Eurostat’s data on gender equality for the decade 2010-2020 reveal that while women have earned less per hour than their male counterparts, the difference in average wages between men and women across the EU has narrowed in absolute terms as averages shifted from 16.8 per cent in 2010 to 13 per cent in 2020.
The release of the statistics coincided with international women’s day which is celebrated on March 8 every year.
In Cyprus, the gap narrowed with average wages going from 15.8 per cent in 2010 to 9 per cent in 2020, while the lowest pay gap for 2020 was recorded in Luxembourg at 0.7 per cent.
As far as EU’s average employment rates for 2020 are concerned, the proportion of men in employment exceeded that of women by 11p.p. as women’s employment rate stood at 66.2 per cent and 77.2 per cent for men.
The lowest gender employment gap was recorded in Lithuania (1.7pp) and the highest in Italy (19.5 p.p.). Figures on gender employment vary across member states and this is partially due to the lower participation of women in the labour markets of countries like Italy, Greece, and Romania.
In Cyprus, the gap stands at 12.2pp with men’s employment rate at 81.1 per cent and women’s at 69.1 per cent and has recorded no significant shift in absolute numbers in the past decade.
Regarding tertiary education attainment, all member states except Germany have recorded a negative gender gap. In other words, the proportion of women holding tertiary education exceeded that of men.

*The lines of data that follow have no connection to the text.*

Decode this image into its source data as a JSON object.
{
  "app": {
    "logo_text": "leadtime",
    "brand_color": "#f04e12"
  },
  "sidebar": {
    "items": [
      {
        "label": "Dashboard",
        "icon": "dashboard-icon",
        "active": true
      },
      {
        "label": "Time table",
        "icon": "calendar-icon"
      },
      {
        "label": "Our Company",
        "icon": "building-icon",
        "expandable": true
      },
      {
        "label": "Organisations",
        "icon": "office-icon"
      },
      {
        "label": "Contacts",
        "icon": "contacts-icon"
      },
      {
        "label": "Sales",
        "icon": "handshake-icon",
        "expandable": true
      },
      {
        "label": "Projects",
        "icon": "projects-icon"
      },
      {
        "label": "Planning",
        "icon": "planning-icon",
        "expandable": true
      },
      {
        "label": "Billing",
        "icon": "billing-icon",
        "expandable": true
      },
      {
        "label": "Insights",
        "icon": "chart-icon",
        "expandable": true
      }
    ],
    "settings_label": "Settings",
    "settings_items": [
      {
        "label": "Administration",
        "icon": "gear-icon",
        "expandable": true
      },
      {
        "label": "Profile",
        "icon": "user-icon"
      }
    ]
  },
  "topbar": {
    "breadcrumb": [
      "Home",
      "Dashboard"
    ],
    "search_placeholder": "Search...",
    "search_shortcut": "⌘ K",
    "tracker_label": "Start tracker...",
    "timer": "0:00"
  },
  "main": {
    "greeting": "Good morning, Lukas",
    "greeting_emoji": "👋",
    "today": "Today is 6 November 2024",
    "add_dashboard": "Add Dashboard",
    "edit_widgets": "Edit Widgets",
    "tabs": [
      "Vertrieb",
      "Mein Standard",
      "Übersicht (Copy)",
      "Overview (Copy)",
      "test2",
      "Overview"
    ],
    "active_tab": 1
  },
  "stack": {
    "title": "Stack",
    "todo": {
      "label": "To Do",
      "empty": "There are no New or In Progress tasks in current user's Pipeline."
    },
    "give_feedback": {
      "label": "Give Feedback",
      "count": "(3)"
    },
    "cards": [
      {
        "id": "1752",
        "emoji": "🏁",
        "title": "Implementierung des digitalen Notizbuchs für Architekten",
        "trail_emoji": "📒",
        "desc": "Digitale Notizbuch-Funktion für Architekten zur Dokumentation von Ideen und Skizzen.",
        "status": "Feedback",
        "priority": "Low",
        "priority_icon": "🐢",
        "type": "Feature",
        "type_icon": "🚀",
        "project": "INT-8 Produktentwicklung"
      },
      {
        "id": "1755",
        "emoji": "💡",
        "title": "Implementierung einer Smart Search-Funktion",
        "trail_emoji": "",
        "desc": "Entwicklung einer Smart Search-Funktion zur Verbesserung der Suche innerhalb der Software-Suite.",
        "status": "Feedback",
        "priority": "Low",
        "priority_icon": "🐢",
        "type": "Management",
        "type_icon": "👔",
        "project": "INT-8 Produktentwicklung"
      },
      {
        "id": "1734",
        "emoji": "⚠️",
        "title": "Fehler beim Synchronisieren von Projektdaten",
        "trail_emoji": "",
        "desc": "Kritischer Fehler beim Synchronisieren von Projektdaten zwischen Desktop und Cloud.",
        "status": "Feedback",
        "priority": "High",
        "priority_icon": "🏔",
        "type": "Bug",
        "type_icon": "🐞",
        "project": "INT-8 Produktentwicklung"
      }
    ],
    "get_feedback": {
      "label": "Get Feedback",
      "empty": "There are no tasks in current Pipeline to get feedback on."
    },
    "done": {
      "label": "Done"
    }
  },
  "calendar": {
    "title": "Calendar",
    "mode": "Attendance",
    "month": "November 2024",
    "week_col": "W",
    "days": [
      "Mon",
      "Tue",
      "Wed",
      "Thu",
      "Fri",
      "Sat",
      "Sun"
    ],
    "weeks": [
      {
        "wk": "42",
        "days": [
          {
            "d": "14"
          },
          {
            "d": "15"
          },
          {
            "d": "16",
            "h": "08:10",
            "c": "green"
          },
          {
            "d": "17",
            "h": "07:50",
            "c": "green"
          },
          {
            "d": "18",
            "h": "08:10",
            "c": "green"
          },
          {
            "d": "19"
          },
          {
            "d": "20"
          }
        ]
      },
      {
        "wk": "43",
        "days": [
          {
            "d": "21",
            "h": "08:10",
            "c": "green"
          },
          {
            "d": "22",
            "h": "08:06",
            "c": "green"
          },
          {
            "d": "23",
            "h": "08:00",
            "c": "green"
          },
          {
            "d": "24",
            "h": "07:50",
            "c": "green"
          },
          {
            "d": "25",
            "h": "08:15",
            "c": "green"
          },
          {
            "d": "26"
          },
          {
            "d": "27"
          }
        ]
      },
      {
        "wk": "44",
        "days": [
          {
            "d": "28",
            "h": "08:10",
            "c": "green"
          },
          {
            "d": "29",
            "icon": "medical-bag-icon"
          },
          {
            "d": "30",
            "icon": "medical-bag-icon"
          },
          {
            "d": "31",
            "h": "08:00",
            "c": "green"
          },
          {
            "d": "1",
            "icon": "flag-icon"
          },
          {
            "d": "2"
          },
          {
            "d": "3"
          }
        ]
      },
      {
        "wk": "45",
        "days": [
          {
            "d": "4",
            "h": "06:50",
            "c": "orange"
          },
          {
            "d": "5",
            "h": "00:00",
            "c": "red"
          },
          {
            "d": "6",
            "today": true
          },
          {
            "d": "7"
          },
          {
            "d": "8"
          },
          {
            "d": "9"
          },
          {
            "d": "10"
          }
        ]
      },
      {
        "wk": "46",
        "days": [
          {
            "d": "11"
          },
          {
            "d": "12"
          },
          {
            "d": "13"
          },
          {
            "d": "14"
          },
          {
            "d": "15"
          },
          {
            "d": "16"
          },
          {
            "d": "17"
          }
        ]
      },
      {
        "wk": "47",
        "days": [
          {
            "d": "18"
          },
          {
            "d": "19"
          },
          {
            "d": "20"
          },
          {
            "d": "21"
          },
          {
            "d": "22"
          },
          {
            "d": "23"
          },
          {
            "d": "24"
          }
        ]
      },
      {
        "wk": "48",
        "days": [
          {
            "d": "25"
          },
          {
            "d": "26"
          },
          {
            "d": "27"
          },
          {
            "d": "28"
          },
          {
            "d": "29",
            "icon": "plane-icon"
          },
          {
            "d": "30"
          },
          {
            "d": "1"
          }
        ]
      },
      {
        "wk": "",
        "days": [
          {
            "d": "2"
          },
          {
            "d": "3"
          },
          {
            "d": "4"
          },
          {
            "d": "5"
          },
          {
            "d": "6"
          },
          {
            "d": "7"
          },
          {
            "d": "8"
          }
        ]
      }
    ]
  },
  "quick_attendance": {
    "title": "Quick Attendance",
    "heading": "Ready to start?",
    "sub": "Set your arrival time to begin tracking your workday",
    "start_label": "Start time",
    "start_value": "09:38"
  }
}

Lastly, life expectancy across all member states was by 5.5 years higher for women than for men.